German editorials on Friday focused on the latest series of bombings in Istanbul which left at least 27 people dead and more than 400 wounded.
Those who sent terrorists into the Istanbul branch of the London-based HSBC bank are sending out a clear message which was further accentuated by the simultaneous attack on the British consulate, wrote the Frankfurter Rundschau. Their target was British imperialism, and it came on a day when the alliance between the United States and Britain was highlighted by President Bush’s visit to the UK. The paper observed that the attacks give an indication of the terrorist’s view of the world: those who get involved with the United States are its accomplices.

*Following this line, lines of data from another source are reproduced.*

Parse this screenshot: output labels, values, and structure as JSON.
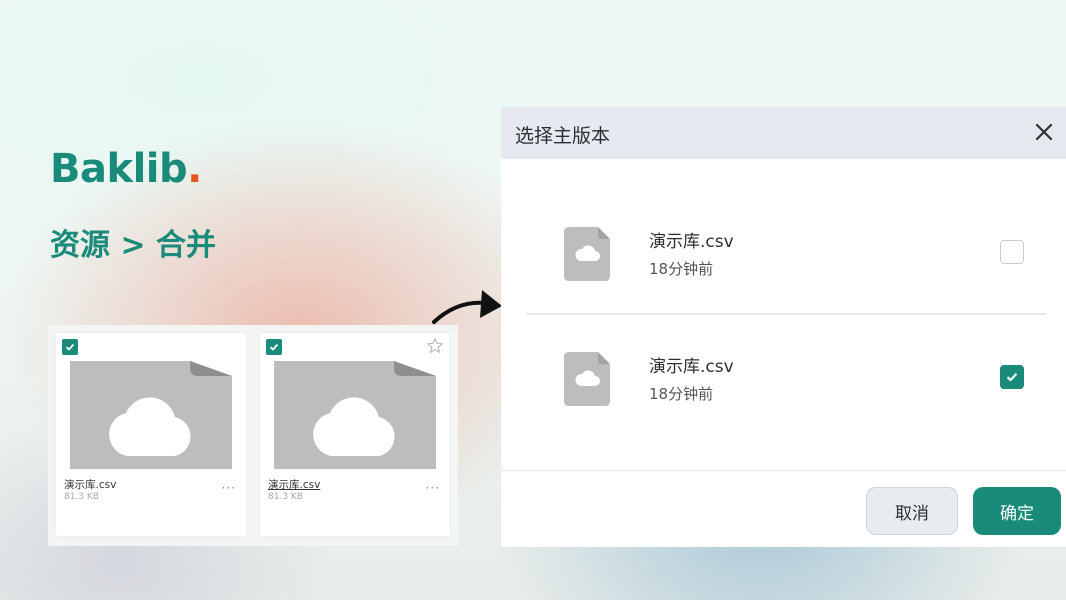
{
  "brand": {
    "name": "Baklib",
    "dot": "."
  },
  "breadcrumb": "资源 > 合并",
  "grid": {
    "cards": [
      {
        "name": "演示库.csv",
        "size": "81.3 KB",
        "more": "···",
        "checked": true,
        "starred": false
      },
      {
        "name": "演示库.csv",
        "size": "81.3 KB",
        "more": "···",
        "checked": true,
        "starred": true
      }
    ]
  },
  "dialog": {
    "title": "选择主版本",
    "items": [
      {
        "name": "演示库.csv",
        "time": "18分钟前",
        "checked": false
      },
      {
        "name": "演示库.csv",
        "time": "18分钟前",
        "checked": true
      }
    ],
    "cancel_label": "取消",
    "ok_label": "确定"
  },
  "colors": {
    "accent": "#1a8a7a",
    "brand_dot": "#e2531e"
  }
}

The Mannheimer Morgen took a similar view. In a devilish ploy, terror has stolen President Bush’s show, commented the paper. In London, Bush had intended to close ranks with his closest ally. But his state visit turned into a visit of condolence. The attacks are a deadly message that goes out to all American allies: whoever is allied with the United States will feel the consequences, the daily noted.
"The terrorists of the 21st century are conducting a war that knows no rules or conventions," argued the Leipziger Volkszeitung. These terrorists have set their sites on the -- in their view decadent -- enemy everywhere, the paper wrote. The terrorists hate the western-secular lifestyle as well as modern democracy. Their goal is to rule the world. For the attacks, they chose the day U.S. President George Bush met with British Prime Minister Tony Blair. All they have achieved, however, according to the paper, is that Blair and Bush are now more determined than ever to continue their war on terror.
The conservative paper Die Welt reflected on why the terrorists have chosen Istanbul. This city is at the junction between Europe and Asia, the paper observed, the meeting-point of different cultures, ideas and religions. Therefore, it embodies all those things the terrorists loathe. The Turkish move towards the European Union, its NATO membership and its solidarity with Israel make it a prime target for militant aggression. With the attacks, the paper concluded, the terrorists hope to bring Turkey back into line with other Islamic states.
While the Stuttgarter Nachrichten offered a similar analysis of why the terrorists have chosen the Turkish capital, it provided a different reading of their aim, arguing that the terrorists’ goal was to destabilize the Turkey.
The Bonner General-Anzeiger commented that Bush and Blair were right in re-affirming their determination to combat international terrorism. And they were right in rejecting allegations by political opponents that they had made themselves prime targets for the attacks. But, the paper admonished, that does not change the fact that the military occupation of Iraq has failed to squelch international terror. On the contrary, the paper argued, it is the reason why terrorist groups have recently gained in popularity.